[[ The records, beginning ]]

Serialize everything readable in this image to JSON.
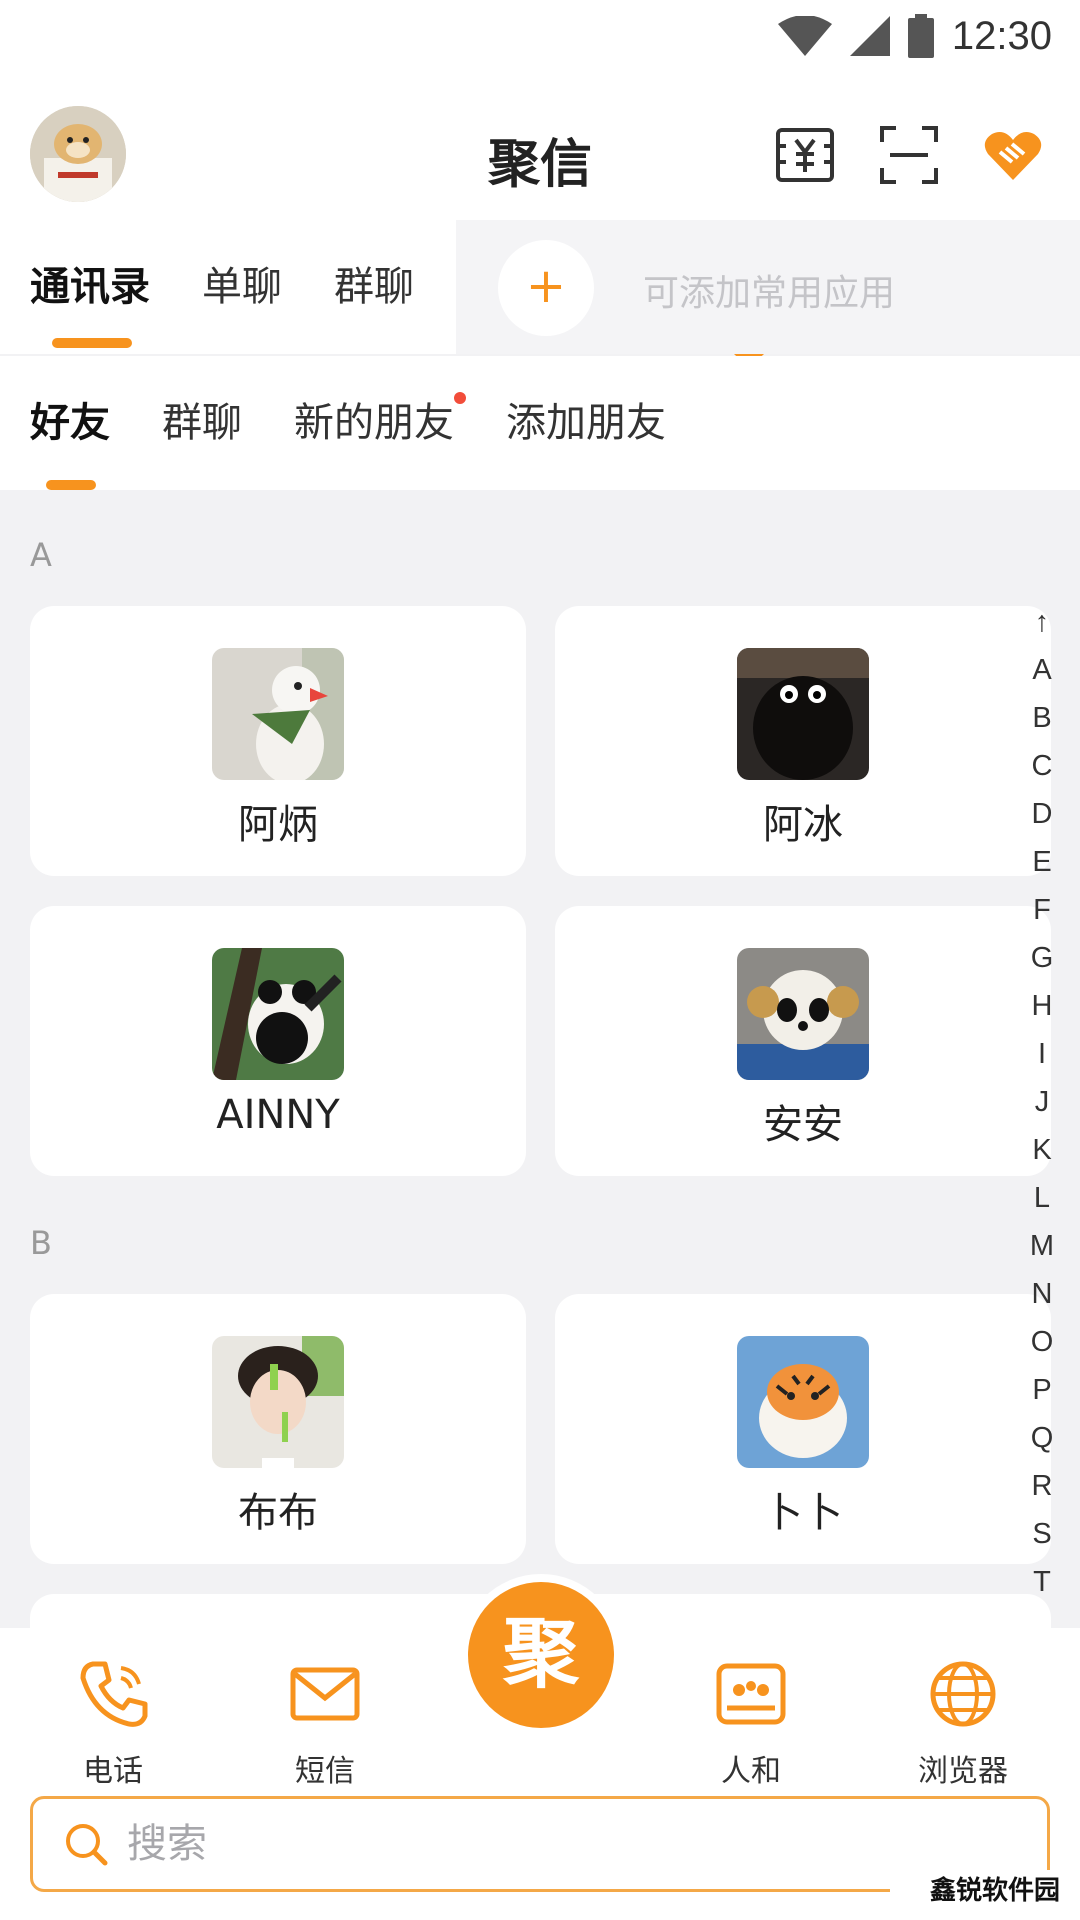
{
  "status_bar": {
    "time": "12:30",
    "icons": [
      "wifi-icon",
      "signal-icon",
      "battery-icon"
    ]
  },
  "header": {
    "title": "聚信",
    "icons": [
      "wallet-icon",
      "scan-icon",
      "handshake-heart-icon"
    ]
  },
  "main_tabs": [
    "通讯录",
    "单聊",
    "群聊"
  ],
  "apps": {
    "add_hint": "可添加常用应用",
    "add_symbol": "+"
  },
  "sub_tabs": [
    "好友",
    "群聊",
    "新的朋友",
    "添加朋友"
  ],
  "sections": [
    {
      "letter": "A",
      "contacts": [
        "阿炳",
        "阿冰",
        "AINNY",
        "安安"
      ]
    },
    {
      "letter": "B",
      "contacts": [
        "布布",
        "卜卜"
      ]
    }
  ],
  "index_bar": [
    "↑",
    "A",
    "B",
    "C",
    "D",
    "E",
    "F",
    "G",
    "H",
    "I",
    "J",
    "K",
    "L",
    "M",
    "N",
    "O",
    "P",
    "Q",
    "R",
    "S",
    "T"
  ],
  "bottom_nav": {
    "phone": "电话",
    "sms": "短信",
    "center": "聚",
    "renhe": "人和",
    "browser": "浏览器"
  },
  "search": {
    "placeholder": "搜索"
  },
  "watermark": "鑫锐软件园",
  "colors": {
    "accent": "#f7931e",
    "background": "#f2f2f4",
    "card": "#ffffff"
  }
}
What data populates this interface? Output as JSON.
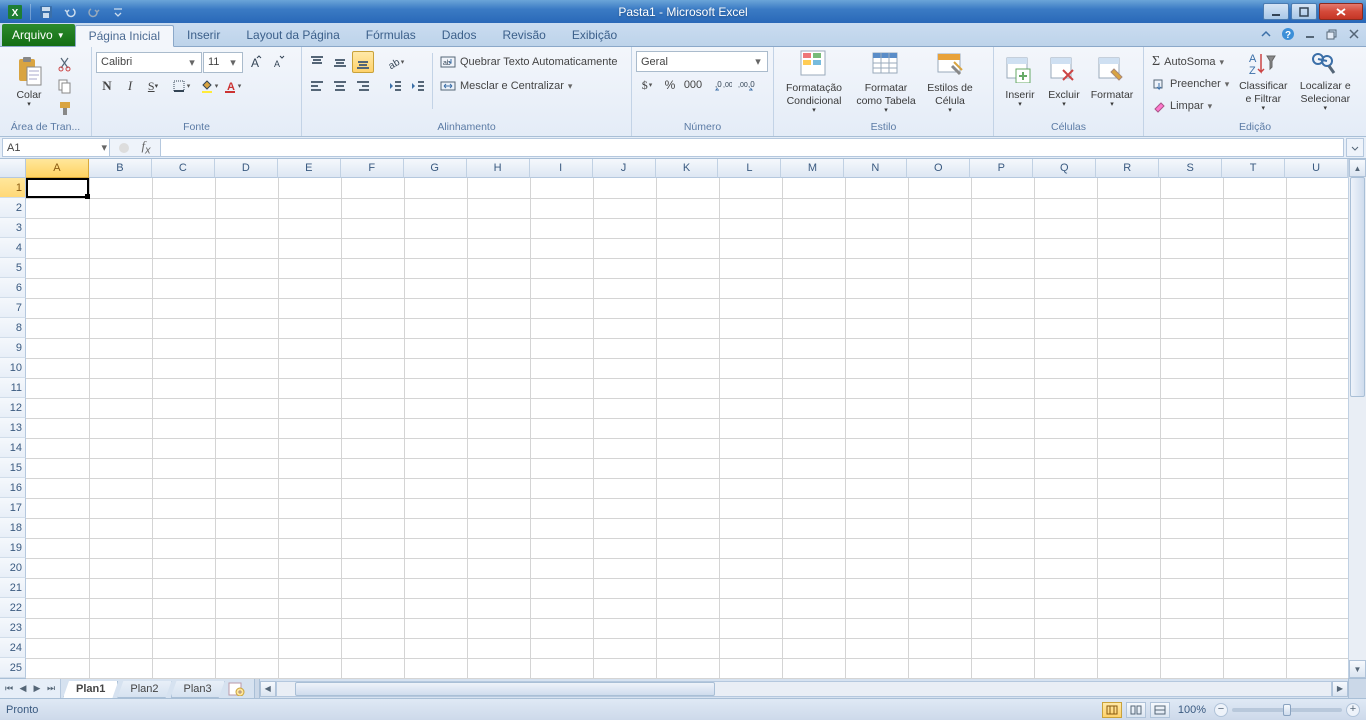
{
  "title": "Pasta1 - Microsoft Excel",
  "tabs": {
    "file": "Arquivo",
    "home": "Página Inicial",
    "insert": "Inserir",
    "layout": "Layout da Página",
    "formulas": "Fórmulas",
    "data": "Dados",
    "review": "Revisão",
    "view": "Exibição"
  },
  "groups": {
    "clipboard": {
      "label": "Área de Tran...",
      "paste": "Colar"
    },
    "font": {
      "label": "Fonte",
      "name": "Calibri",
      "size": "11"
    },
    "alignment": {
      "label": "Alinhamento",
      "wrap": "Quebrar Texto Automaticamente",
      "merge": "Mesclar e Centralizar"
    },
    "number": {
      "label": "Número",
      "format": "Geral"
    },
    "styles": {
      "label": "Estilo",
      "cond": "Formatação Condicional",
      "table": "Formatar como Tabela",
      "cell": "Estilos de Célula"
    },
    "cells": {
      "label": "Células",
      "insert": "Inserir",
      "delete": "Excluir",
      "format": "Formatar"
    },
    "editing": {
      "label": "Edição",
      "sum": "AutoSoma",
      "fill": "Preencher",
      "clear": "Limpar",
      "sort": "Classificar e Filtrar",
      "find": "Localizar e Selecionar"
    }
  },
  "namebox": "A1",
  "columns": [
    "A",
    "B",
    "C",
    "D",
    "E",
    "F",
    "G",
    "H",
    "I",
    "J",
    "K",
    "L",
    "M",
    "N",
    "O",
    "P",
    "Q",
    "R",
    "S",
    "T",
    "U"
  ],
  "rows": [
    "1",
    "2",
    "3",
    "4",
    "5",
    "6",
    "7",
    "8",
    "9",
    "10",
    "11",
    "12",
    "13",
    "14",
    "15",
    "16",
    "17",
    "18",
    "19",
    "20",
    "21",
    "22",
    "23",
    "24",
    "25"
  ],
  "sheets": [
    "Plan1",
    "Plan2",
    "Plan3"
  ],
  "status": {
    "ready": "Pronto",
    "zoom": "100%"
  }
}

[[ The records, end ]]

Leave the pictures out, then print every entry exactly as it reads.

Serialize everything readable in this image to JSON.
{
  "status_bar": {
    "time": "12:30",
    "icons": [
      "wifi-icon",
      "signal-icon",
      "battery-icon"
    ]
  },
  "header": {
    "title": "聚信",
    "icons": [
      "wallet-icon",
      "scan-icon",
      "handshake-heart-icon"
    ]
  },
  "main_tabs": [
    "通讯录",
    "单聊",
    "群聊"
  ],
  "apps": {
    "add_hint": "可添加常用应用",
    "add_symbol": "+"
  },
  "sub_tabs": [
    "好友",
    "群聊",
    "新的朋友",
    "添加朋友"
  ],
  "sections": [
    {
      "letter": "A",
      "contacts": [
        "阿炳",
        "阿冰",
        "AINNY",
        "安安"
      ]
    },
    {
      "letter": "B",
      "contacts": [
        "布布",
        "卜卜"
      ]
    }
  ],
  "index_bar": [
    "↑",
    "A",
    "B",
    "C",
    "D",
    "E",
    "F",
    "G",
    "H",
    "I",
    "J",
    "K",
    "L",
    "M",
    "N",
    "O",
    "P",
    "Q",
    "R",
    "S",
    "T"
  ],
  "bottom_nav": {
    "phone": "电话",
    "sms": "短信",
    "center": "聚",
    "renhe": "人和",
    "browser": "浏览器"
  },
  "search": {
    "placeholder": "搜索"
  },
  "watermark": "鑫锐软件园",
  "colors": {
    "accent": "#f7931e",
    "background": "#f2f2f4",
    "card": "#ffffff"
  }
}
What data populates this interface? Output as JSON.
{
  "title": "Pasta1 - Microsoft Excel",
  "tabs": {
    "file": "Arquivo",
    "home": "Página Inicial",
    "insert": "Inserir",
    "layout": "Layout da Página",
    "formulas": "Fórmulas",
    "data": "Dados",
    "review": "Revisão",
    "view": "Exibição"
  },
  "groups": {
    "clipboard": {
      "label": "Área de Tran...",
      "paste": "Colar"
    },
    "font": {
      "label": "Fonte",
      "name": "Calibri",
      "size": "11"
    },
    "alignment": {
      "label": "Alinhamento",
      "wrap": "Quebrar Texto Automaticamente",
      "merge": "Mesclar e Centralizar"
    },
    "number": {
      "label": "Número",
      "format": "Geral"
    },
    "styles": {
      "label": "Estilo",
      "cond": "Formatação Condicional",
      "table": "Formatar como Tabela",
      "cell": "Estilos de Célula"
    },
    "cells": {
      "label": "Células",
      "insert": "Inserir",
      "delete": "Excluir",
      "format": "Formatar"
    },
    "editing": {
      "label": "Edição",
      "sum": "AutoSoma",
      "fill": "Preencher",
      "clear": "Limpar",
      "sort": "Classificar e Filtrar",
      "find": "Localizar e Selecionar"
    }
  },
  "namebox": "A1",
  "columns": [
    "A",
    "B",
    "C",
    "D",
    "E",
    "F",
    "G",
    "H",
    "I",
    "J",
    "K",
    "L",
    "M",
    "N",
    "O",
    "P",
    "Q",
    "R",
    "S",
    "T",
    "U"
  ],
  "rows": [
    "1",
    "2",
    "3",
    "4",
    "5",
    "6",
    "7",
    "8",
    "9",
    "10",
    "11",
    "12",
    "13",
    "14",
    "15",
    "16",
    "17",
    "18",
    "19",
    "20",
    "21",
    "22",
    "23",
    "24",
    "25"
  ],
  "sheets": [
    "Plan1",
    "Plan2",
    "Plan3"
  ],
  "status": {
    "ready": "Pronto",
    "zoom": "100%"
  }
}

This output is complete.